◆ **Problem details**: Down to the last line, set down the material below exactly; skip the pictures.
□ □ □ □ □
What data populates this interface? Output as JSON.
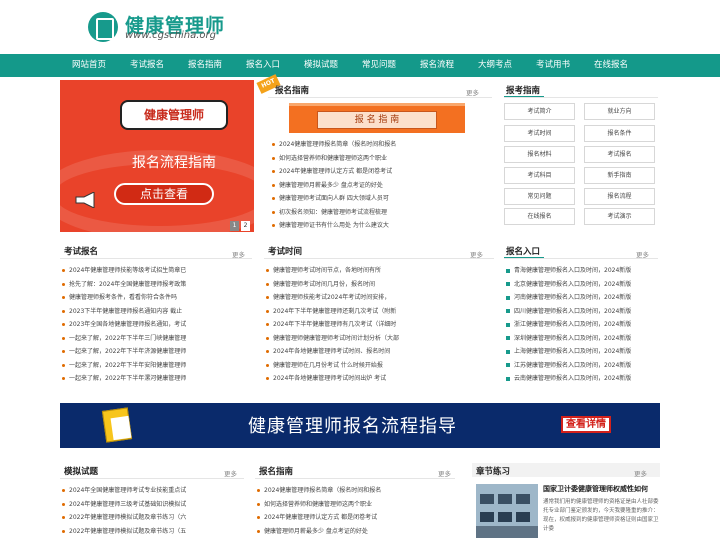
{
  "header": {
    "site_title": "健康管理师",
    "site_url": "www.cgschina.org",
    "logo_icon": "document-icon",
    "brand_color": "#179a8c"
  },
  "nav": {
    "items": [
      "网站首页",
      "考试报名",
      "报名指南",
      "报名入口",
      "模拟试题",
      "常见问题",
      "报名流程",
      "大纲考点",
      "考试用书",
      "在线报名"
    ]
  },
  "banner": {
    "heading": "健康管理师",
    "subheading": "报名流程指南",
    "button": "点击查看",
    "icon": "megaphone-icon",
    "pagination": [
      "1",
      "2"
    ],
    "bg_color": "#e9432a"
  },
  "guide_top": {
    "tag": "HOT",
    "title": "报名指南",
    "more": "更多",
    "banner_text": "报 名 指 南",
    "items": [
      "2024健康管理师报名简章（报名时间和报名",
      "如何选择营养师和健康管理师这两个职业",
      "2024年健康管理师认定方式 都是闭卷考试",
      "健康管理师月薪最多少 盘点考证的好处",
      "健康管理师考试面向人群 四大领域人员可",
      "初次报名须知：健康管理师考试流程梳理",
      "健康管理师证书有什么用处 为什么建议大"
    ]
  },
  "exam_guide": {
    "title": "报考指南",
    "buttons": [
      "考试简介",
      "就业方向",
      "考试时间",
      "报名条件",
      "报名材料",
      "考试报名",
      "考试科目",
      "新手指南",
      "常见问题",
      "报名流程",
      "在线报名",
      "考试演示"
    ]
  },
  "exam_signup": {
    "title": "考试报名",
    "more": "更多",
    "items": [
      "2024年健康管理师技能等级考试招生简章已",
      "抢先了解：2024年全国健康管理师报考政策",
      "健康管理师报考条件，看看你符合条件吗",
      "2023下半年健康管理师报名通知内容 截止",
      "2023年全国各地健康管理师报名通知，考试",
      "一起来了解，2022年下半年三门峡健康管理",
      "一起来了解，2022年下半年济源健康管理师",
      "一起来了解，2022年下半年安阳健康管理师",
      "一起来了解，2022年下半年漯河健康管理师"
    ]
  },
  "exam_time": {
    "title": "考试时间",
    "more": "更多",
    "items": [
      "健康管理师考试时间节点，各地时间有所",
      "健康管理师考试时间几月份，报名时间",
      "健康管理师技能考试2024年考试时间安排，",
      "2024年下半年健康管理师还剩几次考试（附新",
      "2024年下半年健康管理师有几次考试（详细时",
      "健康管理师健康管理师考试时间计划分析（大部",
      "2024年各地健康管理师考试时间、报名时间",
      "健康管理师在几月份考试 什么时候开始报",
      "2024年各地健康管理师考试时间出炉 考试"
    ]
  },
  "signup_entry": {
    "title": "报名入口",
    "more": "更多",
    "items": [
      "青海健康管理师报名入口及时间，2024新版",
      "北京健康管理师报名入口及时间，2024新版",
      "河南健康管理师报名入口及时间，2024新版",
      "四川健康管理师报名入口及时间，2024新版",
      "浙江健康管理师报名入口及时间，2024新版",
      "深圳健康管理师报名入口及时间，2024新版",
      "上海健康管理师报名入口及时间，2024新版",
      "江苏健康管理师报名入口及时间，2024新版",
      "云南健康管理师报名入口及时间，2024新版"
    ]
  },
  "promo": {
    "text": "健康管理师报名流程指导",
    "button": "查看详情",
    "bg_color": "#0a2a6b",
    "icon": "document-folder-icon"
  },
  "mock_exam": {
    "title": "模拟试题",
    "more": "更多",
    "items": [
      "2024年全国健康管理师考试专业技能重点试",
      "2024年健康管理师三级考试基础知识模拟试",
      "2022年健康管理师模拟试题及章节练习（六",
      "2022年健康管理师模拟试题及章节练习（五"
    ]
  },
  "guide_bottom": {
    "title": "报名指南",
    "more": "更多",
    "items": [
      "2024健康管理师报名简章（报名时间和报名",
      "如何选择营养师和健康管理师这两个职业",
      "2024年健康管理师认定方式 都是闭卷考试",
      "健康管理师月薪最多少 盘点考证的好处"
    ]
  },
  "chapter": {
    "title": "章节练习",
    "more": "更多",
    "headline": "国家卫计委健康管理师权威性如何",
    "summary": "通常我们用的健康管理师的资格证是由人社部委托专业部门鉴定颁发的，今天我要隆重的推介：现在，权威报到的健康管理师资格证则由国家卫计委"
  }
}
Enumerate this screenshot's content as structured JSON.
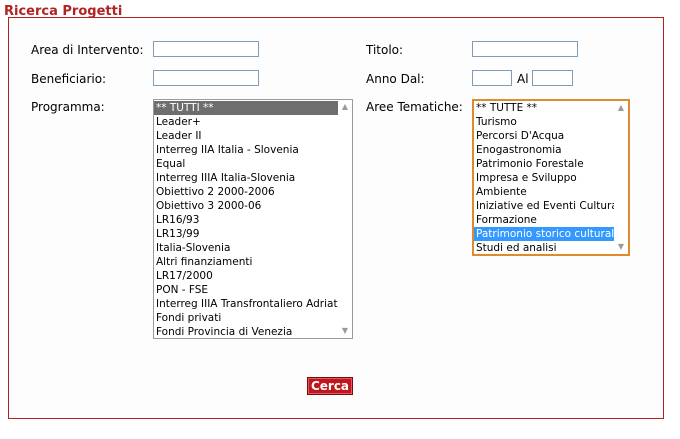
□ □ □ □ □
◆ **Completed exercise**:
What data populates this interface? Output as JSON.
{
  "header": {
    "site_title": "健康管理师",
    "site_url": "www.cgschina.org",
    "logo_icon": "document-icon",
    "brand_color": "#179a8c"
  },
  "nav": {
    "items": [
      "网站首页",
      "考试报名",
      "报名指南",
      "报名入口",
      "模拟试题",
      "常见问题",
      "报名流程",
      "大纲考点",
      "考试用书",
      "在线报名"
    ]
  },
  "banner": {
    "heading": "健康管理师",
    "subheading": "报名流程指南",
    "button": "点击查看",
    "icon": "megaphone-icon",
    "pagination": [
      "1",
      "2"
    ],
    "bg_color": "#e9432a"
  },
  "guide_top": {
    "tag": "HOT",
    "title": "报名指南",
    "more": "更多",
    "banner_text": "报 名 指 南",
    "items": [
      "2024健康管理师报名简章（报名时间和报名",
      "如何选择营养师和健康管理师这两个职业",
      "2024年健康管理师认定方式 都是闭卷考试",
      "健康管理师月薪最多少 盘点考证的好处",
      "健康管理师考试面向人群 四大领域人员可",
      "初次报名须知：健康管理师考试流程梳理",
      "健康管理师证书有什么用处 为什么建议大"
    ]
  },
  "exam_guide": {
    "title": "报考指南",
    "buttons": [
      "考试简介",
      "就业方向",
      "考试时间",
      "报名条件",
      "报名材料",
      "考试报名",
      "考试科目",
      "新手指南",
      "常见问题",
      "报名流程",
      "在线报名",
      "考试演示"
    ]
  },
  "exam_signup": {
    "title": "考试报名",
    "more": "更多",
    "items": [
      "2024年健康管理师技能等级考试招生简章已",
      "抢先了解：2024年全国健康管理师报考政策",
      "健康管理师报考条件，看看你符合条件吗",
      "2023下半年健康管理师报名通知内容 截止",
      "2023年全国各地健康管理师报名通知，考试",
      "一起来了解，2022年下半年三门峡健康管理",
      "一起来了解，2022年下半年济源健康管理师",
      "一起来了解，2022年下半年安阳健康管理师",
      "一起来了解，2022年下半年漯河健康管理师"
    ]
  },
  "exam_time": {
    "title": "考试时间",
    "more": "更多",
    "items": [
      "健康管理师考试时间节点，各地时间有所",
      "健康管理师考试时间几月份，报名时间",
      "健康管理师技能考试2024年考试时间安排，",
      "2024年下半年健康管理师还剩几次考试（附新",
      "2024年下半年健康管理师有几次考试（详细时",
      "健康管理师健康管理师考试时间计划分析（大部",
      "2024年各地健康管理师考试时间、报名时间",
      "健康管理师在几月份考试 什么时候开始报",
      "2024年各地健康管理师考试时间出炉 考试"
    ]
  },
  "signup_entry": {
    "title": "报名入口",
    "more": "更多",
    "items": [
      "青海健康管理师报名入口及时间，2024新版",
      "北京健康管理师报名入口及时间，2024新版",
      "河南健康管理师报名入口及时间，2024新版",
      "四川健康管理师报名入口及时间，2024新版",
      "浙江健康管理师报名入口及时间，2024新版",
      "深圳健康管理师报名入口及时间，2024新版",
      "上海健康管理师报名入口及时间，2024新版",
      "江苏健康管理师报名入口及时间，2024新版",
      "云南健康管理师报名入口及时间，2024新版"
    ]
  },
  "promo": {
    "text": "健康管理师报名流程指导",
    "button": "查看详情",
    "bg_color": "#0a2a6b",
    "icon": "document-folder-icon"
  },
  "mock_exam": {
    "title": "模拟试题",
    "more": "更多",
    "items": [
      "2024年全国健康管理师考试专业技能重点试",
      "2024年健康管理师三级考试基础知识模拟试",
      "2022年健康管理师模拟试题及章节练习（六",
      "2022年健康管理师模拟试题及章节练习（五"
    ]
  },
  "guide_bottom": {
    "title": "报名指南",
    "more": "更多",
    "items": [
      "2024健康管理师报名简章（报名时间和报名",
      "如何选择营养师和健康管理师这两个职业",
      "2024年健康管理师认定方式 都是闭卷考试",
      "健康管理师月薪最多少 盘点考证的好处"
    ]
  },
  "chapter": {
    "title": "章节练习",
    "more": "更多",
    "headline": "国家卫计委健康管理师权威性如何",
    "summary": "通常我们用的健康管理师的资格证是由人社部委托专业部门鉴定颁发的，今天我要隆重的推介：现在，权威报到的健康管理师资格证则由国家卫计委"
  }
}
Enumerate this screenshot's content as structured JSON.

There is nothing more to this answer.